In the month of August, I can certainly point to some good trading opportunities. However, I can also point to many more opportunities that did not fare so well. So, what does one do? Do I subject myself to trading in a low risk environment or simply play the waiting game. This quote from Chris Lori's "Face the Trader Within" kind of sums it up nicely...
Our young friend, the gunslinger, goes hunting with his dad who has 30 years experience carefully stalking his prey and hunting them down. As the two of them head out toward the forest, gunslinger says to his dad; "Hey dad! Let’s run into the forest and shoot us a deer"!
Dad replies; "No, gunslinger; let’s quietly walk into the forest, hide ourselves, and wait for the deer to come out, once they are in perfect position, we shoot them all".
Patience is a key discipline of trading. It is ideal to wait for the market to move to a level of high probability to enter a trade, but waiting for the market to arrive at your prospective entry point can be no fun.

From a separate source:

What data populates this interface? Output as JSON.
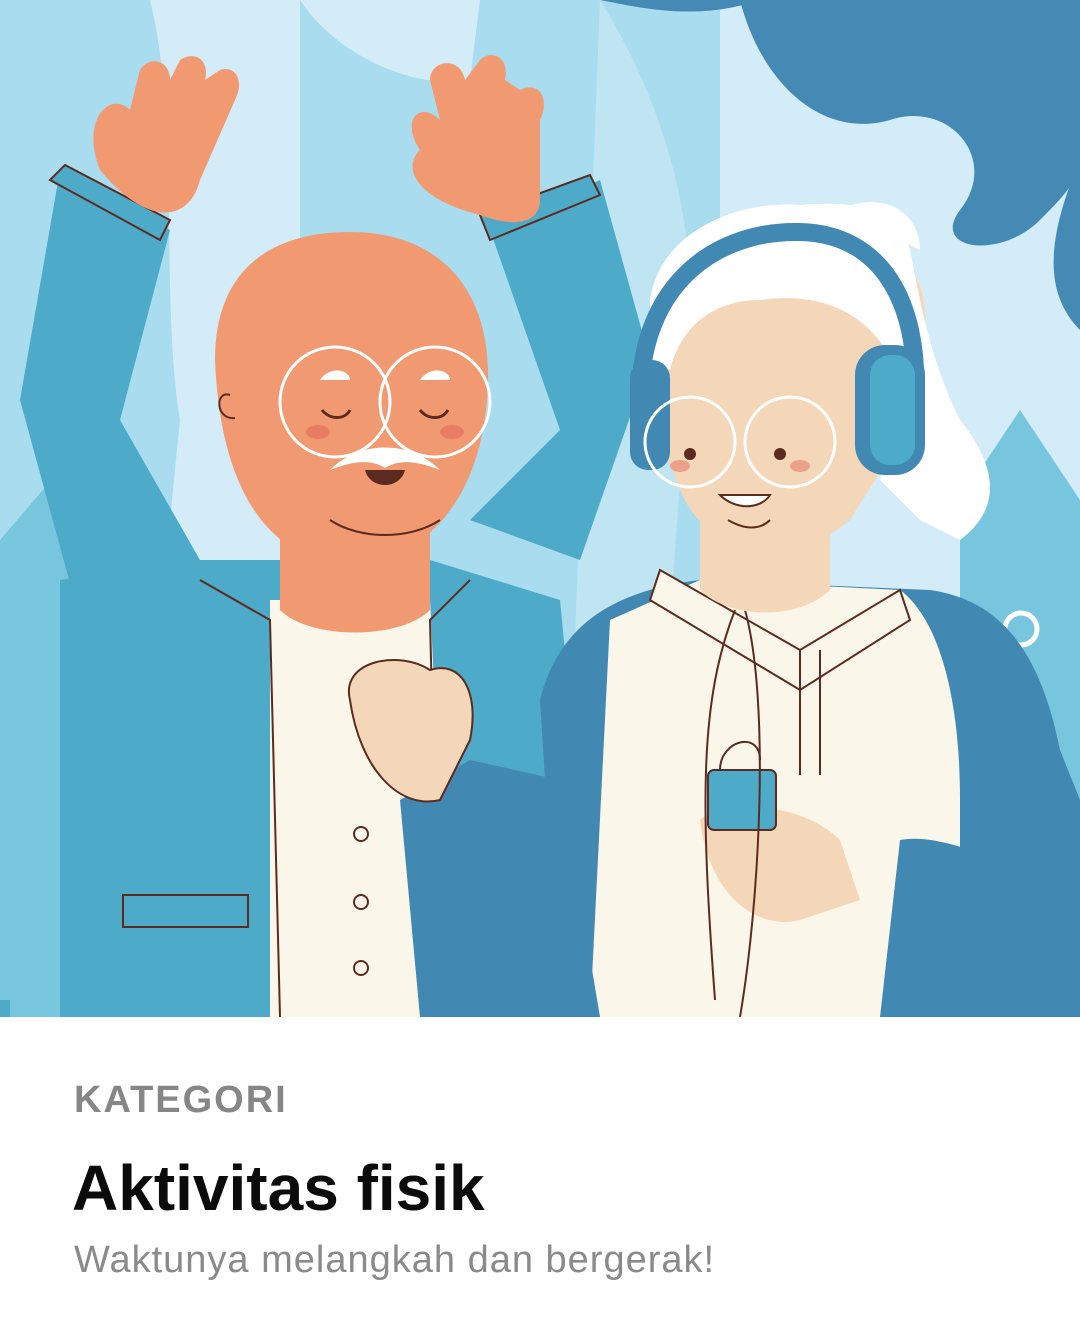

The human mind views making money as an enjoyable experience, because it inspires dreams of all the things one can have and do if they make a lot of money. For some reason, trading is considered an easy, or convenient, way to make a lot of money, but people do not resolve themselves to the fact that it is neither convenient, nor easy. In fact, people may find it so inconvenient, combined with their greedy desires to make money; they will frequently put on a trade without premise, because they are unwilling to wait for the proper time to enter a trade. They want to run into the bush and shoot at the first deer, regardless of what the probability is of hitting it.
I can assure you that this approach to trading will cause great pain, suffering and financial loss. Although the wait may seem agonizing at the time, I would prefer to endure a lengthy period of stalking a decisively good trade, rather than taking a shot in the dark and have to suffer through the pain of a poor decision. An irrational shot in the dark trade 8
typically results from focusing on greed and the thrill of making money, rather than possibility of loss and pain.
The markets will often go through a long period of consolidation or confused price action, which does not lend to good trading opportunities. If you do not have the ability to recognize and admit to the reality that the conditions for trading are undesirable, you will probably lose. If the market does not make sense to you, then stay out! On the contrary, the ability to wait through market indecision can pay very well when one side of the market begins to take control. You will end up with a twofold benefit; you will save from losing money in the choppy conditions, and you may reap considerable benefit when the market breaks out.
If you run into the market like a gunslinger and begin to shoot at anything that moves, you will probably have run out of bullets when a prime target walks right in front of you.
Becoming a good trader to me is not about wins and losses, but knowing when to trade (that will take care of the wins and losses). That has become more clear to me this month than ever. Part of becoming a good trader is accepting certain trues whether you want to or not. Being stubborn only sets you back. Chris's techniques have enabled me to grow my account consistantly. Once you are consistantly growing, you must take the next step of growth which is looking at the overall environment and recognizing whether it is a higher risk and less probable one or continue trading away. This is where I think I need to focus my efforts more, just to insure that I am the trader I need to be to bring ultimate success.